CNET también está disponible en español.

Ir a español

Don't show this again


Universe-shaking black-hole collision coming sooner than expected?

Two distant black holes will smash into each other, releasing more energy than 100 quintillion Earths full of TNT, and new research has just moved up the timeline for the explosion.

Artist's conception of gravitational waves NASA

Earlier this year, we reported on an inevitable slow-motion collision of two distant black holes that could end in an epic, galaxy-destroying explosion violent enough to send ripples through the space-time fabric of the universe. Now, new research indicates those cosmic fireworks could be visible much sooner than previously expected.

The black holes we're dealing with are in the Virgo constellation billions of light-years away from Earth, so there's little need to worry that we'll be hit by any galactic shrapnel. Between here and there are billions of galaxies floating around the universe, so it's really not so shocking that two of them might drift up into each other's business every now and then.

Keep in mind that it's believed most galaxies have powerful black holes at their center, slowly swallowing up everything that comes within their considerable grasp. These two galaxies and their central black holes are now being observed spiraling around each other at the relatively small distance of just one light-week. According to a release from Columbia University, the closest previously confirmed black hole pair is 20 light years apart.

Astronomers at Columbia ran some calculations on the pair and predict that a very buzzworthy mashup will occur in just 100,000 years, significantly sooner than the million or so years from now previously predicted for the crash.

"This is the closest we've come to observing two black holes on their way to a massive collision," said Columbia's Zoltan Haiman, senior author of a study published in the journal Nature. "Watching this process reach its culmination can tell us whether black holes and galaxies grow at the same rate, and ultimately test a fundamental property of space-time: its ability to carry vibrations called gravitational waves, produced in the last, most violent, stage of the merger."

Two black holes are on a collision course in Virgo.
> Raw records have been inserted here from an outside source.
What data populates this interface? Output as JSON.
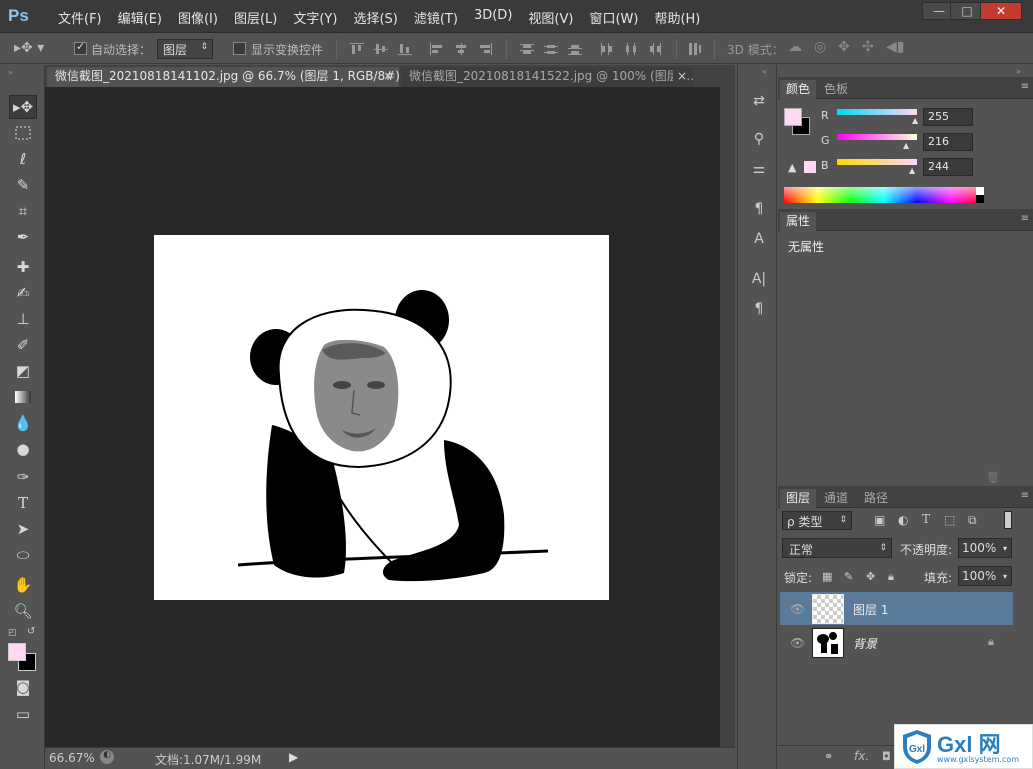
{
  "app": {
    "logo": "Ps"
  },
  "menu": [
    "文件(F)",
    "编辑(E)",
    "图像(I)",
    "图层(L)",
    "文字(Y)",
    "选择(S)",
    "滤镜(T)",
    "3D(D)",
    "视图(V)",
    "窗口(W)",
    "帮助(H)"
  ],
  "window_controls": {
    "minimize": "—",
    "restore": "□",
    "close": "✕"
  },
  "options": {
    "auto_select_label": "自动选择：",
    "auto_select_value": "图层",
    "show_transform_label": "显示变换控件",
    "mode3d_label": "3D 模式："
  },
  "tabs": [
    {
      "label": "微信截图_20210818141102.jpg @ 66.7% (图层 1, RGB/8#) *",
      "close": "×"
    },
    {
      "label": "微信截图_20210818141522.jpg @ 100% (图层 ...",
      "close": "×"
    }
  ],
  "status": {
    "zoom": "66.67%",
    "doc": "文档:1.07M/1.99M"
  },
  "color_panel": {
    "tabs": [
      "颜色",
      "色板"
    ],
    "r_label": "R",
    "r": "255",
    "g_label": "G",
    "g": "216",
    "b_label": "B",
    "b": "244",
    "foreground": "#ffd8f4",
    "background": "#000000"
  },
  "properties": {
    "tab": "属性",
    "text": "无属性"
  },
  "layers_panel": {
    "tabs": [
      "图层",
      "通道",
      "路径"
    ],
    "filter_label": "ρ 类型",
    "blend_mode": "正常",
    "opacity_label": "不透明度:",
    "opacity": "100%",
    "lock_label": "锁定:",
    "fill_label": "填充:",
    "fill": "100%",
    "layers": [
      {
        "name": "图层 1"
      },
      {
        "name": "背景"
      }
    ]
  },
  "watermark": {
    "text": "Gxl 网",
    "url": "www.gxlsystem.com"
  }
}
P. Marenfeld/NOAO/AURA/NSF

That most violent stage of the merger he mentions could release the energy equivalent of 100 million supernova explosions. To attempt to put that into some perspective, imagine lighting a pile of TNT that has roughly the mass of 100 quintillion planet Earths (that's 100,000,000,000,000,000,000 Earths) and you would theoretically release the same amount of energy. The gravitational waves Haiman mentions can be thought of as similar to shock waves from an explosion that actually sends ripples through the space-time fabric of the universe itself.

Studying these waves is of particular interest to scientists. Just last year, it's believed some researchers may have found evidence for the gravitational waves that can be traced back to the original cosmic explosion, the Big Bang.

"The detection of gravitational waves lets us probe the secrets of gravity and test Einstein's theory in the most extreme environment in our universe -- black holes," said the study's lead author, Daniel D'Orazio. "Getting there is a holy grail of our field."

While it seems pretty unlikely that any contemporary scientists will be around to watch the explosion of the two colliding black holes in Virgo, the Columbia team says another benefit of their research is improving the means of finding other black-hole pairs, making them optimistic that astronomers could finally get to observe such a gargantuan collision in the next decade.

We're going to need to come up with a phrase to describe these monster explosions, since "Big Bang" is already taken. "Not-quite-so-Big-Bang?" Nah. We might need to crowdsource this one. Leave us your suggestions in the comments or tweet them @crave.